__DIRECTIONS FOR THIS TASK__.
When a line in the entries below contains the word "Plastic", copy that line.
Content starts
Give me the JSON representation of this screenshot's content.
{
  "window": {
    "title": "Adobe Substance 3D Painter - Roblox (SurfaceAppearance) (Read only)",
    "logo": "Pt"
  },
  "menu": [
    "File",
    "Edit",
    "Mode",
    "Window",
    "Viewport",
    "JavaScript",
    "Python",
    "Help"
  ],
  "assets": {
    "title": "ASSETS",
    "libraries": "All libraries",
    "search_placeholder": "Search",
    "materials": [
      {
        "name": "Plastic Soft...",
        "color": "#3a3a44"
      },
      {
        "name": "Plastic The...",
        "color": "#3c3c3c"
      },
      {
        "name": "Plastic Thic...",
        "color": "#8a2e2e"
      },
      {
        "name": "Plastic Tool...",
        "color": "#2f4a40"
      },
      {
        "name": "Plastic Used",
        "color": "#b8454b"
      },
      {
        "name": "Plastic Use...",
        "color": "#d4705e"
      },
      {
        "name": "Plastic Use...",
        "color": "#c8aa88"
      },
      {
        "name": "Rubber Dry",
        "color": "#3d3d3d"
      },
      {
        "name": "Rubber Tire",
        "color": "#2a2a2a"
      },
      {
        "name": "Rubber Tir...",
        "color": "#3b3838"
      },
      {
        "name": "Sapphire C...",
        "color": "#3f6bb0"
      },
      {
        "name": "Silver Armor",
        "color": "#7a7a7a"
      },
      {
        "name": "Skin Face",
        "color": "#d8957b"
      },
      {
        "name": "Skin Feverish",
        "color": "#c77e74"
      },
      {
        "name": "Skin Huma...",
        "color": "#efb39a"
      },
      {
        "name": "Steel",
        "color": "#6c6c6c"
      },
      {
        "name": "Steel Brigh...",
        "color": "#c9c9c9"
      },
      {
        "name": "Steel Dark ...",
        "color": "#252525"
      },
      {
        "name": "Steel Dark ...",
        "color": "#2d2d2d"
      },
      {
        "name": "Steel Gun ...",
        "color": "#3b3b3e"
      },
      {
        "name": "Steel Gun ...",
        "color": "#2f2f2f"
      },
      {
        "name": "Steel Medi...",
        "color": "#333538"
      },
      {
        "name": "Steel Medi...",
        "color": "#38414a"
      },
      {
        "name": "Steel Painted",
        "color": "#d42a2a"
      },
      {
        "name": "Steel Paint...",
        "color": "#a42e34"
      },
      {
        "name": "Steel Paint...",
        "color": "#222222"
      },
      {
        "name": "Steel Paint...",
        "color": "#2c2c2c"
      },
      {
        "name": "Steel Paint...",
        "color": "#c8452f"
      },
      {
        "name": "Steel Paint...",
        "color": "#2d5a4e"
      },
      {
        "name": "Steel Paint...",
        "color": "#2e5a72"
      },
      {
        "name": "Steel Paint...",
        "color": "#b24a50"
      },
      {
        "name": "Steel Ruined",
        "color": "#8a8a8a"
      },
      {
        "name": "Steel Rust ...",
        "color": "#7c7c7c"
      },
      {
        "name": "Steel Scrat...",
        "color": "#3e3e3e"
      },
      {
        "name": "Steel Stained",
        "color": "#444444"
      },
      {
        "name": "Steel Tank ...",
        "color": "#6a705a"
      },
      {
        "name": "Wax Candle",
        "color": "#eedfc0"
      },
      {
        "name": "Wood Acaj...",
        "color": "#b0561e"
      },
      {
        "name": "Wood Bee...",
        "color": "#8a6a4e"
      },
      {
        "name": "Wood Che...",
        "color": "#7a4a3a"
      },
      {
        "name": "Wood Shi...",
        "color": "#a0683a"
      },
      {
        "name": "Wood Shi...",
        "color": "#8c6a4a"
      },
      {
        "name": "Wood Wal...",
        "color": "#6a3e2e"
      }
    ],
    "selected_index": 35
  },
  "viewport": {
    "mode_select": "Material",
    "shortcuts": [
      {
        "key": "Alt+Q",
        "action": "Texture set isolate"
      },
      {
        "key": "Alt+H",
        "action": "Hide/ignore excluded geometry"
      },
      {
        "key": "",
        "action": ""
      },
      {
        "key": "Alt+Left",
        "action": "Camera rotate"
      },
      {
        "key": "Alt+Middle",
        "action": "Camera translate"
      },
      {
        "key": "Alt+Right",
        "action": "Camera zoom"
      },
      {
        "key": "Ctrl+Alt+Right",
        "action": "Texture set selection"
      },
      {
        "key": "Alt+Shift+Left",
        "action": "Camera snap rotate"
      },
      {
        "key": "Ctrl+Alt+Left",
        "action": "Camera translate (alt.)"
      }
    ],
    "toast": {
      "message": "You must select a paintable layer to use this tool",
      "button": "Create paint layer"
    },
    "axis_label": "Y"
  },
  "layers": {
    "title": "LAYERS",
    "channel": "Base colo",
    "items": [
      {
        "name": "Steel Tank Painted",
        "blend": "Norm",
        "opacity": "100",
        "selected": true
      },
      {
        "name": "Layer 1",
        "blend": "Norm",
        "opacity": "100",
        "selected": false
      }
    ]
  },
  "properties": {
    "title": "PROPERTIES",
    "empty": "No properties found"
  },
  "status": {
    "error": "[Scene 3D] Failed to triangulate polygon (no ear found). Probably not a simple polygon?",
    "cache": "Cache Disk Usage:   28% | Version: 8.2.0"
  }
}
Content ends
__COMPLETED EXERCISE__.
        "name": "Plastic Soft...",
        "name": "Plastic The...",
        "name": "Plastic Thic...",
        "name": "Plastic Tool...",
        "name": "Plastic Used",
        "name": "Plastic Use...",
        "name": "Plastic Use...",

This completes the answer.